Directions for this task »
Word for word, the data below must be repeated in full; no picture is to be included.

Data for the task »
▶
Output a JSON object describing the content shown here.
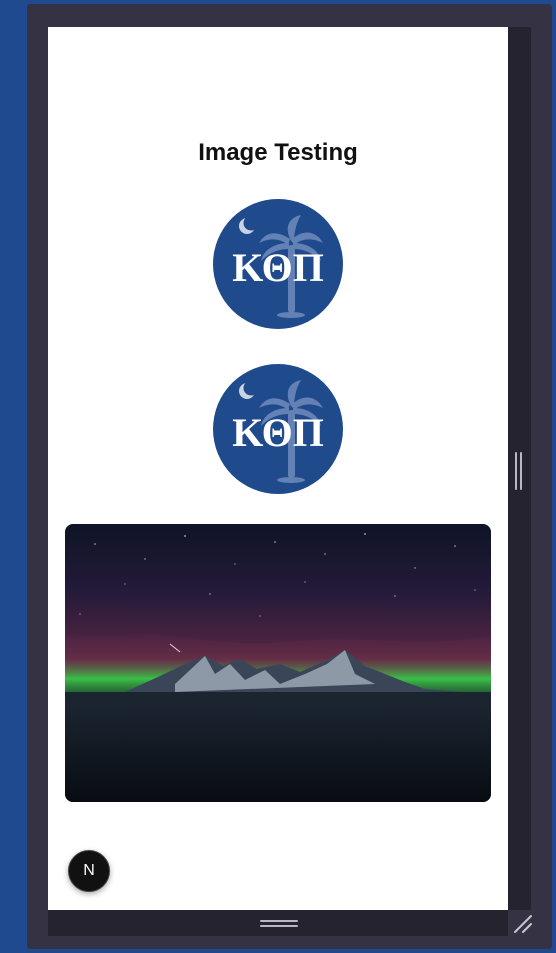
{
  "page": {
    "title": "Image Testing"
  },
  "logos": [
    {
      "text": "ΚΘΠ"
    },
    {
      "text": "ΚΘΠ"
    }
  ],
  "dev_indicator": {
    "label": "N"
  },
  "colors": {
    "background": "#204a8f",
    "frame": "#353243",
    "logo_blue": "#1f4a8c",
    "page_bg": "#ffffff"
  }
}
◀
Reply »
Output a JSON object describing the content shown here.
{
  "page": {
    "title": "Image Testing"
  },
  "logos": [
    {
      "text": "ΚΘΠ"
    },
    {
      "text": "ΚΘΠ"
    }
  ],
  "dev_indicator": {
    "label": "N"
  },
  "colors": {
    "background": "#204a8f",
    "frame": "#353243",
    "logo_blue": "#1f4a8c",
    "page_bg": "#ffffff"
  }
}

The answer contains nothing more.